The Government this financial year increased the salaries of all the public servants and soldiers, giving the ministry a task of updating the payrolls.
“We delayed to clear the salaries because we had to ensure that all the increments were captured. But the salaries will be there by Wednesday August 8.
The assistant commissioner in charge of the payroll, Savia Mugwanya also confirmed that the salaries would be deposited by next week.
“The delay in paying June and July salaries is pegged to specific activities. But the four months before June, we paid salaries by the 28 of the month,” Mugwanya said.
Last month, the salaries of public servants also delayed because the ministry was reportedly updating the government payroll in a bid to weed it out ghosts.
After weeding the payroll, the public service ministry saved some funds, part of which was used to effect the salary increments this financial year.
In the new salary changes, primary school teachers got a 15% increment while science teachers in secondary schools and tertiary institutions got a 30% rise.
Health workers were allocated a 10% increment and other public officers were given varying percentages, which were in line with their salary scales.
The delays in salary payment has left civil servants in debt mostly from getting house hold requirements from nearby shops.

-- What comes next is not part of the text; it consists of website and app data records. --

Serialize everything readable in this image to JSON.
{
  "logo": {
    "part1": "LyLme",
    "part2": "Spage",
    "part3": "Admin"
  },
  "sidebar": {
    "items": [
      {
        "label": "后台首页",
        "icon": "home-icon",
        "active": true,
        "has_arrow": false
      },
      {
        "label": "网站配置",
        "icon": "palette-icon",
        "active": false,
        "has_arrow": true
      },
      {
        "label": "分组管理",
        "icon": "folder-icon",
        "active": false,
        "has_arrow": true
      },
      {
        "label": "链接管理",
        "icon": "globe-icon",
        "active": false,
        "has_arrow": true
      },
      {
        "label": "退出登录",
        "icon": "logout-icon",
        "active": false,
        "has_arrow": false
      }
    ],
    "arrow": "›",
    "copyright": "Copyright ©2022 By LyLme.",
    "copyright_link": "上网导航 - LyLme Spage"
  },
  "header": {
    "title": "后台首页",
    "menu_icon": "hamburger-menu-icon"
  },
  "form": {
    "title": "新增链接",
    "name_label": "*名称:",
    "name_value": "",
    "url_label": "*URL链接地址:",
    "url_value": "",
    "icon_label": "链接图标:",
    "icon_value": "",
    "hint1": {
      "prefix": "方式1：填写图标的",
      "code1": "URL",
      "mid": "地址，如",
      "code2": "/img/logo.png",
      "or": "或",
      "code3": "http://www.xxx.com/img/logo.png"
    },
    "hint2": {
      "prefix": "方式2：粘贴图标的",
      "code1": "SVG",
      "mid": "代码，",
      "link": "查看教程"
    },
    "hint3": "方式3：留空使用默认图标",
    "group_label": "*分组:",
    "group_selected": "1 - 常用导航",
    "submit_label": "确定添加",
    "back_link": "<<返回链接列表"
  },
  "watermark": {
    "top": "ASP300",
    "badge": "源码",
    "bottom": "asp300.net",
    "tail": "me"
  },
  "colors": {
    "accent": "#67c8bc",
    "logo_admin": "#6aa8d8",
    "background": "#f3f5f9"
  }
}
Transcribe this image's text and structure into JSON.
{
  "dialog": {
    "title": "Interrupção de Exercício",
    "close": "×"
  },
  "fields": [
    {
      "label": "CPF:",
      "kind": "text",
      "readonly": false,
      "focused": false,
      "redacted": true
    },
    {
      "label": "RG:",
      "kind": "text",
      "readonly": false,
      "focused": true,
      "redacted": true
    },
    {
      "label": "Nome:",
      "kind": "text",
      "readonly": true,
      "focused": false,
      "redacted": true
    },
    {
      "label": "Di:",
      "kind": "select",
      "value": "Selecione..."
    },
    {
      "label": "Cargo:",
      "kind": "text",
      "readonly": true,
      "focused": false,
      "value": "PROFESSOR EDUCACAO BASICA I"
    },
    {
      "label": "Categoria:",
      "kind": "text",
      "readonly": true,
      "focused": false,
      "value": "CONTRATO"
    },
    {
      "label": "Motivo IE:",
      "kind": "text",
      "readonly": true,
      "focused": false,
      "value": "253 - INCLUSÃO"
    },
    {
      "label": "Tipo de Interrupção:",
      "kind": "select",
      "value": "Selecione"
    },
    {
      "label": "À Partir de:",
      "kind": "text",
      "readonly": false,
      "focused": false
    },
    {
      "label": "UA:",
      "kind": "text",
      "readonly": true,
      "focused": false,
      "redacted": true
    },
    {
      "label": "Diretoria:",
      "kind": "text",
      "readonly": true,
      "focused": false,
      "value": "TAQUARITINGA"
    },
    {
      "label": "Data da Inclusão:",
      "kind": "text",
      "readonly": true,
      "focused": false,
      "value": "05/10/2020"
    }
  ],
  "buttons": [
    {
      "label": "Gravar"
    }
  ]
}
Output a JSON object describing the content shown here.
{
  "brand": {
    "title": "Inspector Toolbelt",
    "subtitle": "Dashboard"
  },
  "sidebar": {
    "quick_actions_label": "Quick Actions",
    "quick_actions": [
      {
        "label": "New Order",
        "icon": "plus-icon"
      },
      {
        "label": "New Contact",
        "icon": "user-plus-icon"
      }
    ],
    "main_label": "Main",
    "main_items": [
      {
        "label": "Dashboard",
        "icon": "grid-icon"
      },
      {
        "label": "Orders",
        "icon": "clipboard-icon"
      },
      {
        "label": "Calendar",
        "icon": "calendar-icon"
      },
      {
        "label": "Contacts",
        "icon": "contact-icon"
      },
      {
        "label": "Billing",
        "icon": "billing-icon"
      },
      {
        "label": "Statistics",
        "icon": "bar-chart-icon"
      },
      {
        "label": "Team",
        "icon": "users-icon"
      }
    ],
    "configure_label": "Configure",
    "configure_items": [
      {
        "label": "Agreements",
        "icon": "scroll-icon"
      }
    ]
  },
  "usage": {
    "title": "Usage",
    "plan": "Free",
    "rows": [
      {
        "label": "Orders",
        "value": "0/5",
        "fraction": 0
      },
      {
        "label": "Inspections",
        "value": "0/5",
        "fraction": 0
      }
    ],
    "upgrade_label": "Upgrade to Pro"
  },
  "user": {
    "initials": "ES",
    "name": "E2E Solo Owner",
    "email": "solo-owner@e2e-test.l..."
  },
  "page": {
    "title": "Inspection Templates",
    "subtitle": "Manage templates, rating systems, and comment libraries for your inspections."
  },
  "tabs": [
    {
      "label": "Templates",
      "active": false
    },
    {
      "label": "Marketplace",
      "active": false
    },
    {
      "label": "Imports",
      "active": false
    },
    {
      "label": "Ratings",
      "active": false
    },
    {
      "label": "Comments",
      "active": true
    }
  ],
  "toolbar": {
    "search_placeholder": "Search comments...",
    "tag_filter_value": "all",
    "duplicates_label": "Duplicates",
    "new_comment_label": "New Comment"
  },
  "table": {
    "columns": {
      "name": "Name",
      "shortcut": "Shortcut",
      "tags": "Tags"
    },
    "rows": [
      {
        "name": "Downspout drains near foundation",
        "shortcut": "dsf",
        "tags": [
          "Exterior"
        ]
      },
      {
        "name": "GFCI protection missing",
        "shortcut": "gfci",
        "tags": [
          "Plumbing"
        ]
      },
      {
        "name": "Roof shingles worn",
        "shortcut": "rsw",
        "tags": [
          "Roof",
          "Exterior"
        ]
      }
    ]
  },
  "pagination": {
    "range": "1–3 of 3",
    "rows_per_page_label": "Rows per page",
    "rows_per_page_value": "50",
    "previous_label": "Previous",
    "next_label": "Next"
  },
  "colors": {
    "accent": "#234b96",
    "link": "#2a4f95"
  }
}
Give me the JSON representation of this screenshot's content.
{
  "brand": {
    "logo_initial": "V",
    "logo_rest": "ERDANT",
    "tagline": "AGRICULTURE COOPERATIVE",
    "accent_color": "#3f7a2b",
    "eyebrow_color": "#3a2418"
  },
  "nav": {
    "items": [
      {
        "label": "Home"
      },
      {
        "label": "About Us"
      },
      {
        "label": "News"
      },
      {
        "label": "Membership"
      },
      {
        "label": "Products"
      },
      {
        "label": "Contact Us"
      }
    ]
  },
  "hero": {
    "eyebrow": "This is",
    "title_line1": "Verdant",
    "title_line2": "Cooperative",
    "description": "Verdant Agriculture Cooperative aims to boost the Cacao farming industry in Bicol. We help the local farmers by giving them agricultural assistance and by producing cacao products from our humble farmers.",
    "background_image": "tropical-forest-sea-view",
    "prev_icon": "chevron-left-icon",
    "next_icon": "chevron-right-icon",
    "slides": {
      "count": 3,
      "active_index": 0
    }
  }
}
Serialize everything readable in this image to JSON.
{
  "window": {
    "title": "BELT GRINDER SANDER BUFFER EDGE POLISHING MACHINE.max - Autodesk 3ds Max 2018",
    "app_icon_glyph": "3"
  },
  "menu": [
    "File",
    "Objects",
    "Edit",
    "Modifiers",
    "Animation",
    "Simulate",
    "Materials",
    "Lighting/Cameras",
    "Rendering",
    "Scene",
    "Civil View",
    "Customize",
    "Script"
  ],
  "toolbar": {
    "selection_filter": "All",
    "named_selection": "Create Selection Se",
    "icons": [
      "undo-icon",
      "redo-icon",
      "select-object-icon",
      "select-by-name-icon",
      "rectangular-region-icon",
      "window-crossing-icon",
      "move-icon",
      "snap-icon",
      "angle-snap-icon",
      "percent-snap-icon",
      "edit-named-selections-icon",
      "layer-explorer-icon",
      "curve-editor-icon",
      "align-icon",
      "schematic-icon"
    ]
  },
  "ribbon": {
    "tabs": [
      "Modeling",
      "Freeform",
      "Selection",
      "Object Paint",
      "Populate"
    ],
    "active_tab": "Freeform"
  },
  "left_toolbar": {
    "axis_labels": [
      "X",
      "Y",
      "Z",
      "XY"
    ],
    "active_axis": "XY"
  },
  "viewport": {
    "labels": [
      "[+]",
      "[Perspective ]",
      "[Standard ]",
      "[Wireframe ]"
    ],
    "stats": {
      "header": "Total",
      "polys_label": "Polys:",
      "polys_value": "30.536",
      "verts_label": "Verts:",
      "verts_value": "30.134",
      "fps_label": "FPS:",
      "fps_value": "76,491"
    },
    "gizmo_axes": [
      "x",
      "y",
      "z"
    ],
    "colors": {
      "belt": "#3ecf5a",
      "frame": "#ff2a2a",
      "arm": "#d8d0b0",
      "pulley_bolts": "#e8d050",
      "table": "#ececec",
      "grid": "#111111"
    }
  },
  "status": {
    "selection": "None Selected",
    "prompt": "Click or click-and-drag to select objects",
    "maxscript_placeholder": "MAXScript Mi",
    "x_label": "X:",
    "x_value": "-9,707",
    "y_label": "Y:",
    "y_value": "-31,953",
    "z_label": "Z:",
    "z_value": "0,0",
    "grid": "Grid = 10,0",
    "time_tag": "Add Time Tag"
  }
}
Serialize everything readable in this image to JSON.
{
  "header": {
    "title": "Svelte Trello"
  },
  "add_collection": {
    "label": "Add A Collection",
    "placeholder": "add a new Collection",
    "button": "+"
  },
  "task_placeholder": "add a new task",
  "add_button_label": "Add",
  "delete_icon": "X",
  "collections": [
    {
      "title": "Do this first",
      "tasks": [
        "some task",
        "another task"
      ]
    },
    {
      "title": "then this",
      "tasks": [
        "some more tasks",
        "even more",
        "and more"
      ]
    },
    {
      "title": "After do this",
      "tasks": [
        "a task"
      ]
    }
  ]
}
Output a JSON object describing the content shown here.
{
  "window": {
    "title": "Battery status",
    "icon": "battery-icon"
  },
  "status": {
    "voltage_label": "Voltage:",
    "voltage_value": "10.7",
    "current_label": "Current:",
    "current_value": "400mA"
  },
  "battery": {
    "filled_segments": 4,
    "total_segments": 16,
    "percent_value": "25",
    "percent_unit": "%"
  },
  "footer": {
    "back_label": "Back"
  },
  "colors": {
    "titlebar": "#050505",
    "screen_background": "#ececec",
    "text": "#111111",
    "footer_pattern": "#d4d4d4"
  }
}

But the chief administrative officer for Mukono, Luke Lokuda, told Sunday Vision that accounting officers in districts communicated to their staff about the salary delays and were willing to wait until next week.
Lokuda noted that the morale and productivity of public servants will shoot down if the salaries are not deposited in their accounts by next week.
By John Semakula, The New Vision